  59. • Now, edit the generated step definition template, reading the data from SpecFlow and writing into the database. • For convenience, cache a local copy of the objects and their Id values. Insert the Metadata
  60. Setup the View Model • The step “I have entered these values into the form” contains the View Model / form data. • Create a stub implementation of the View, and populate it using SpecFlow’s Assist Helpers. • Store the view model in a static variable for use in the Given step.
  61. • In order to call the Presenter without using ASP.Net, create stub implementations of IUserStateManager and HttpResponseBase. • Instantiate the Presenter using Unity and inject the stub objects. Call the Presenter
  62. • First validate the redirect. • Then use OrmLite again to validate that the actual data stored in the database matches the View Model. Evaluate the Results
  63. • Now we have a fully automated regression test of the “happy path” scenario for saving site conditions – using the entire system except for the ASPX page itself. • Each additional confirmation can be written as a new scenario in the same feature file. • When you re-use a Given, When, or Then phrase, you will have instant C# code re-use. • Note that the feature file is essentially a business requirements document. Service Test Wrap-Up
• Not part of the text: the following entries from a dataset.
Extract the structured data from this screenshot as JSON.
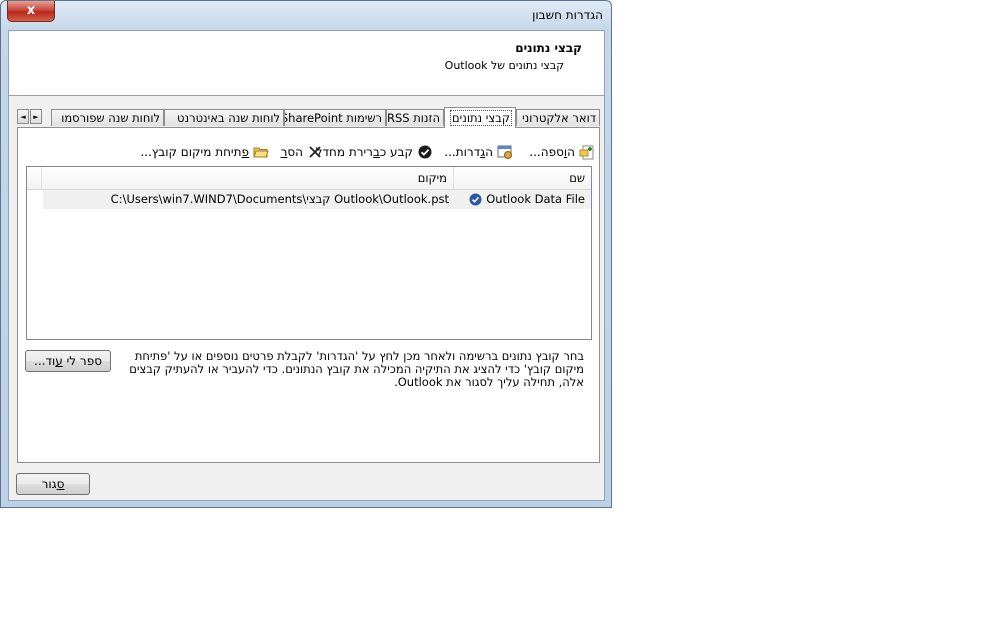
{
  "window": {
    "title": "הגדרות חשבון",
    "close_glyph": "x"
  },
  "header": {
    "title": "קבצי נתונים",
    "subtitle": "קבצי נתונים של Outlook"
  },
  "tabs": [
    {
      "label": "דואר אלקטרוני"
    },
    {
      "label": "קבצי נתונים"
    },
    {
      "label": "הזנות RSS"
    },
    {
      "label": "רשימות SharePoint"
    },
    {
      "label": "לוחות שנה באינטרנט"
    },
    {
      "label": "לוחות שנה שפורסמו"
    }
  ],
  "tab_scroll": {
    "left": "◄",
    "right": "►"
  },
  "toolbar": {
    "add": {
      "pre": "ה",
      "key": "ו",
      "post": "ספה..."
    },
    "settings": {
      "pre": "ה",
      "key": "ג",
      "post": "דרות..."
    },
    "default": {
      "pre": "קבע כ",
      "key": "ב",
      "post": "רירת מחדל"
    },
    "remove": {
      "pre": "הס",
      "key": "ר",
      "post": ""
    },
    "open_location": {
      "pre": "",
      "key": "פ",
      "post": "תיחת מיקום קובץ..."
    }
  },
  "list": {
    "columns": {
      "name": "שם",
      "location": "מיקום"
    },
    "rows": [
      {
        "name": "Outlook Data File",
        "location": "C:\\Users\\win7.WIND7\\Documents\\קבצי Outlook\\Outlook.pst"
      }
    ]
  },
  "info_text": "בחר קובץ נתונים ברשימה ולאחר מכן לחץ על 'הגדרות' לקבלת פרטים נוספים או על 'פתיחת מיקום קובץ' כדי להציג את התיקיה המכילה את קובץ הנתונים. כדי להעביר או להעתיק קבצים אלה, תחילה עליך לסגור את Outlook.",
  "buttons": {
    "tell_more": {
      "pre": "ספר לי ",
      "key": "ע",
      "post": "וד..."
    },
    "close": {
      "pre": "",
      "key": "ס",
      "post": "גור"
    }
  }
}
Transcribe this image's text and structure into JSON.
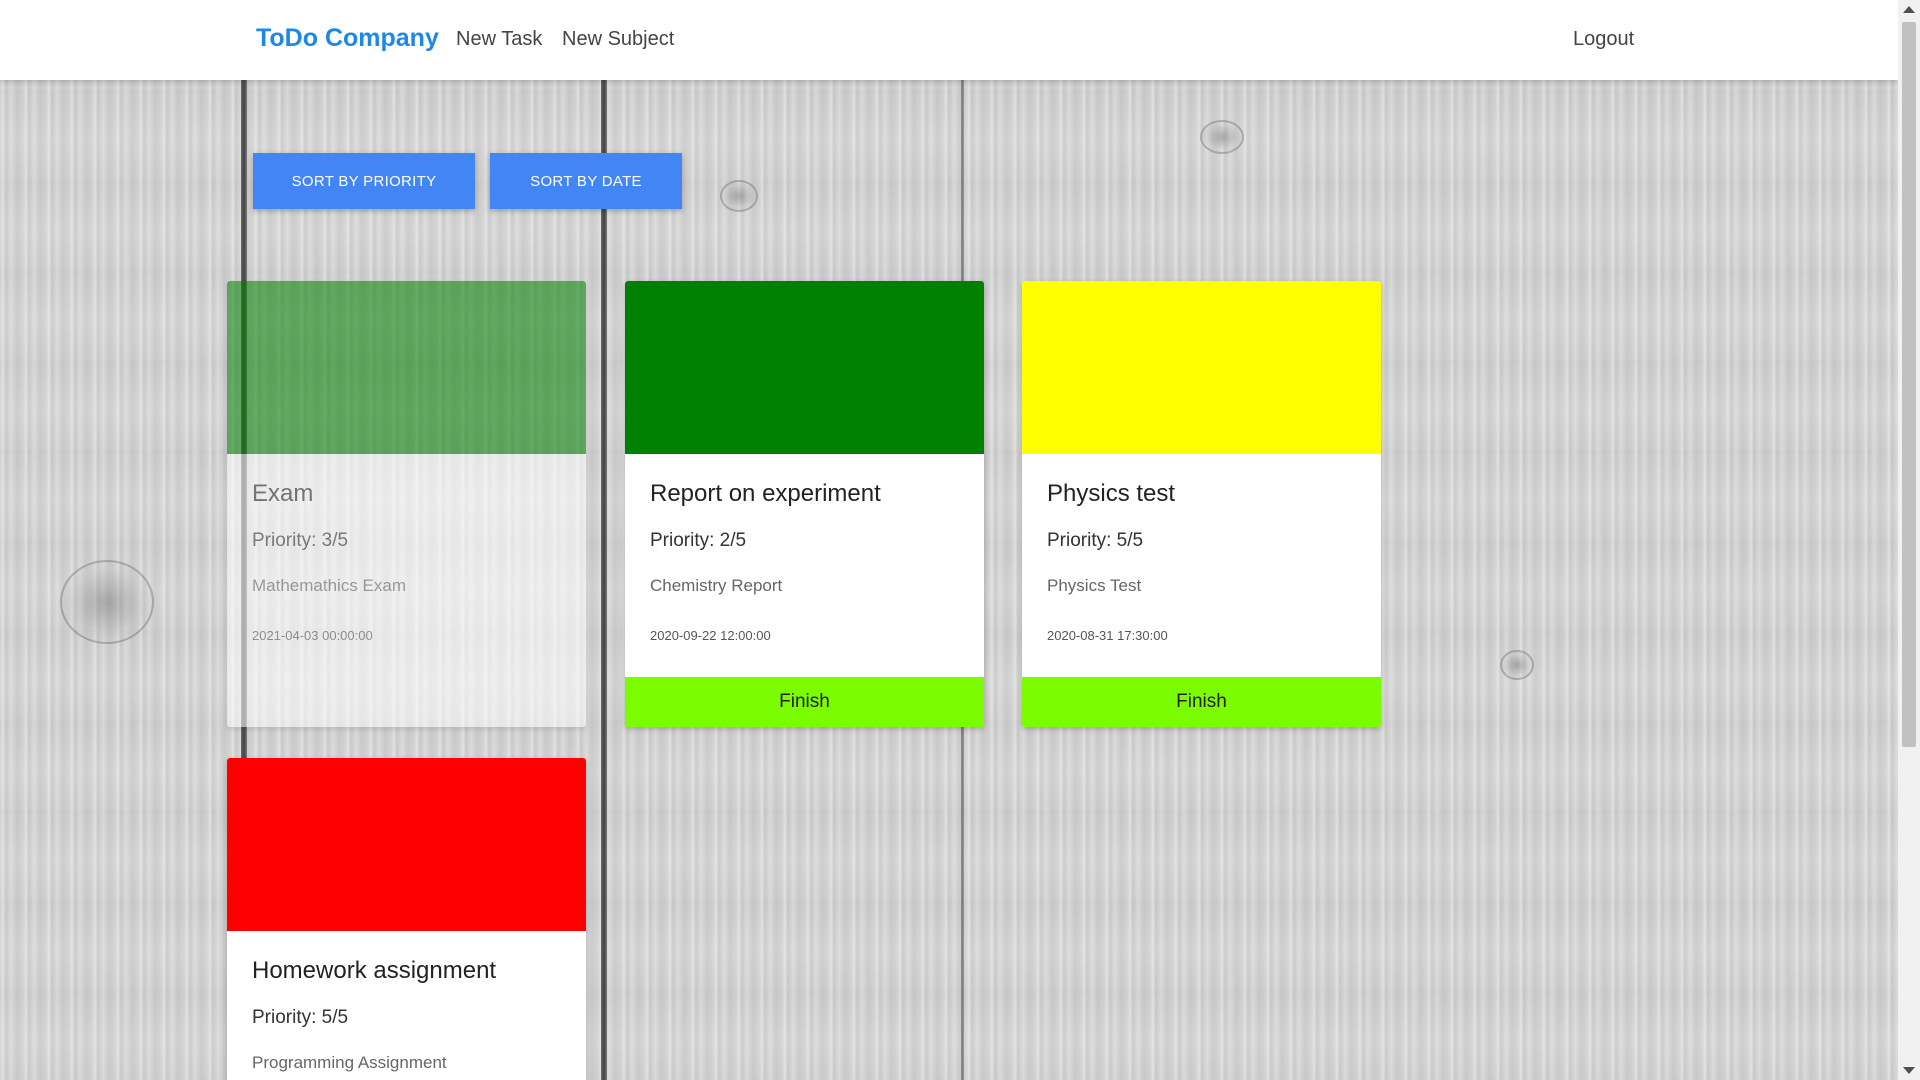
{
  "navbar": {
    "brand": "ToDo Company",
    "new_task": "New Task",
    "new_subject": "New Subject",
    "logout": "Logout",
    "brand_color": "#1e88e5"
  },
  "toolbar": {
    "sort_priority_label": "SORT BY PRIORITY",
    "sort_date_label": "SORT BY DATE",
    "button_color": "#4285f4"
  },
  "tasks": [
    {
      "title": "Exam",
      "priority": "Priority: 3/5",
      "subject": "Mathemathics Exam",
      "date": "2021-04-03 00:00:00",
      "color": "#008000",
      "finished": true
    },
    {
      "title": "Report on experiment",
      "priority": "Priority: 2/5",
      "subject": "Chemistry Report",
      "date": "2020-09-22 12:00:00",
      "color": "#008000",
      "finish_label": "Finish"
    },
    {
      "title": "Physics test",
      "priority": "Priority: 5/5",
      "subject": "Physics Test",
      "date": "2020-08-31 17:30:00",
      "color": "#ffff00",
      "finish_label": "Finish"
    },
    {
      "title": "Homework assignment",
      "priority": "Priority: 5/5",
      "subject": "Programming Assignment",
      "color": "#ff0000"
    }
  ],
  "finish_color": "#7cfc00"
}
  65. Keys to Success • Split code behind into Model-View-Presenter. • Introduced adapters for ASP.Net classes. • Session • Application • Response • Introduced interfaces and a Factory class. • Added Unity for Web Forms to achieve DI. • Utilized SpecFlow for service-level tests.
  66. • The entire solution is available under the MIT license, hosted on GitHub. • Files of particular interest: • SiteConditions.aspx.cs • SiteConditionsPresenter.cs • PresenterFactory.cs • UserState.cs • SiteConditionsFacade.cs • SiteConditions.feature • SiteConditionsSteps.cs • TestHooks.cs Source Code
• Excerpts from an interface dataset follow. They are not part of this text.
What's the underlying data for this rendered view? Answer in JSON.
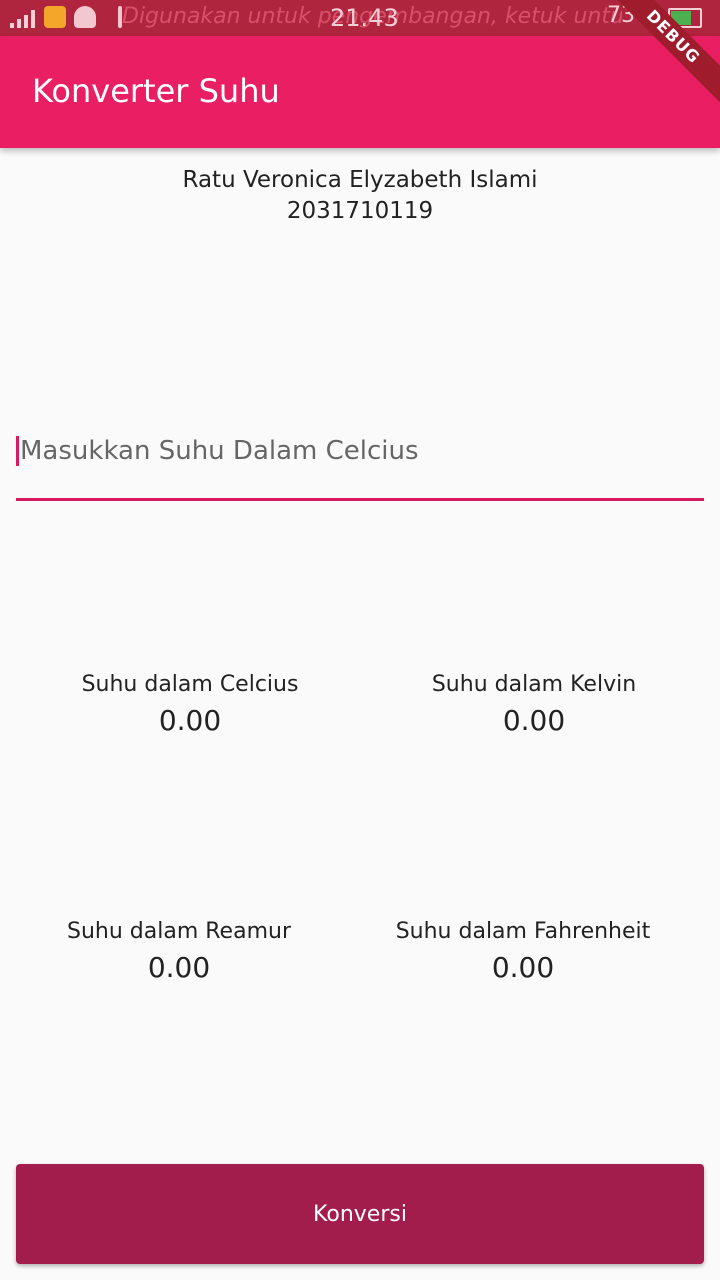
{
  "status_bar": {
    "ticker_text": "Digunakan untuk pengembangan, ketuk untuk",
    "time": "21.43",
    "battery_percent": "73%"
  },
  "app_bar": {
    "title": "Konverter Suhu",
    "debug_banner": "DEBUG"
  },
  "author": {
    "name": "Ratu Veronica Elyzabeth Islami",
    "id": "2031710119"
  },
  "input": {
    "placeholder": "Masukkan Suhu Dalam Celcius",
    "value": ""
  },
  "results": {
    "celcius": {
      "label": "Suhu dalam Celcius",
      "value": "0.00"
    },
    "kelvin": {
      "label": "Suhu dalam Kelvin",
      "value": "0.00"
    },
    "reamur": {
      "label": "Suhu dalam Reamur",
      "value": "0.00"
    },
    "fahrenheit": {
      "label": "Suhu dalam Fahrenheit",
      "value": "0.00"
    }
  },
  "button": {
    "label": "Konversi"
  },
  "colors": {
    "primary": "#e91e63",
    "button": "#a21d4b",
    "status_bar": "#b0253e"
  }
}
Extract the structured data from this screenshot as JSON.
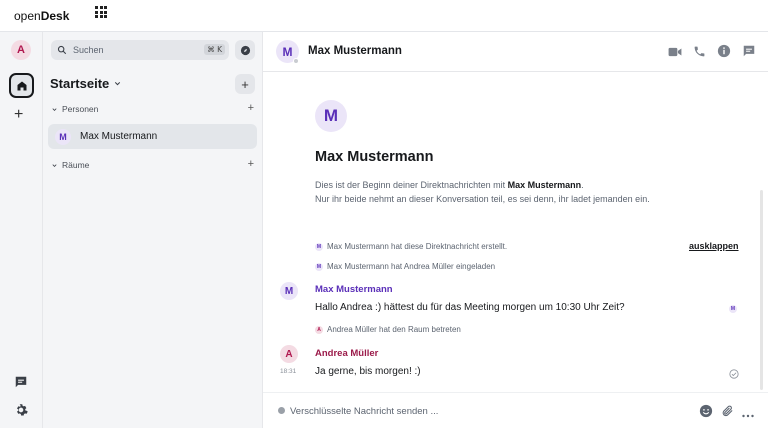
{
  "app": {
    "brand_regular": "open",
    "brand_bold": "Desk"
  },
  "rail": {
    "avatar_letter": "A"
  },
  "sidebar": {
    "search_placeholder": "Suchen",
    "search_shortcut": "⌘ K",
    "space_title": "Startseite",
    "sections": [
      {
        "label": "Personen"
      },
      {
        "label": "Räume"
      }
    ],
    "rooms": [
      {
        "avatar_letter": "M",
        "name": "Max Mustermann"
      }
    ]
  },
  "header": {
    "avatar_letter": "M",
    "room_name": "Max Mustermann"
  },
  "timeline": {
    "intro_avatar_letter": "M",
    "intro_name": "Max Mustermann",
    "intro_line1_prefix": "Dies ist der Beginn deiner Direktnachrichten mit ",
    "intro_line1_name": "Max Mustermann",
    "intro_line1_suffix": ".",
    "intro_line2": "Nur ihr beide nehmt an dieser Konversation teil, es sei denn, ihr ladet jemanden ein.",
    "expand_label": "ausklappen",
    "events": [
      {
        "avatar_letter": "M",
        "text": "Max Mustermann hat diese Direktnachricht erstellt."
      },
      {
        "avatar_letter": "M",
        "text": "Max Mustermann hat Andrea Müller eingeladen"
      },
      {
        "avatar_letter": "A",
        "text": "Andrea Müller hat den Raum betreten"
      }
    ],
    "messages": [
      {
        "avatar_letter": "M",
        "sender": "Max Mustermann",
        "body": "Hallo Andrea :) hättest du für das Meeting morgen um 10:30 Uhr Zeit?",
        "read_receipt_letter": "M",
        "sender_color": "#5a2fb8"
      },
      {
        "avatar_letter": "A",
        "sender": "Andrea Müller",
        "body": "Ja gerne, bis morgen! :)",
        "time": "18:31",
        "sender_color": "#9b1b4a"
      }
    ]
  },
  "composer": {
    "placeholder": "Verschlüsselte Nachricht senden ..."
  },
  "colors": {
    "accent_purple": "#5a2fb8",
    "accent_pink": "#b0174f",
    "sidebar_bg": "#f4f5f7"
  }
}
  67. Preview: Moving to MVC • Should be able to do something like this… 1. Create an MVC project. 2. Run the original application. Save the generated web pages as .cshtml pages. 3. Change the Id values, e.g. ctl00_contentBody_SiteVisitedInput to SiteVisitedInput (find and replace “ctl00_contentBody” with “”). 4. Move the Presenters to MVC and rename as XyzController. 5. Change View interfaces to concrete ViewModel classes. 6. Update the validation, e.g. with Fluent Validator.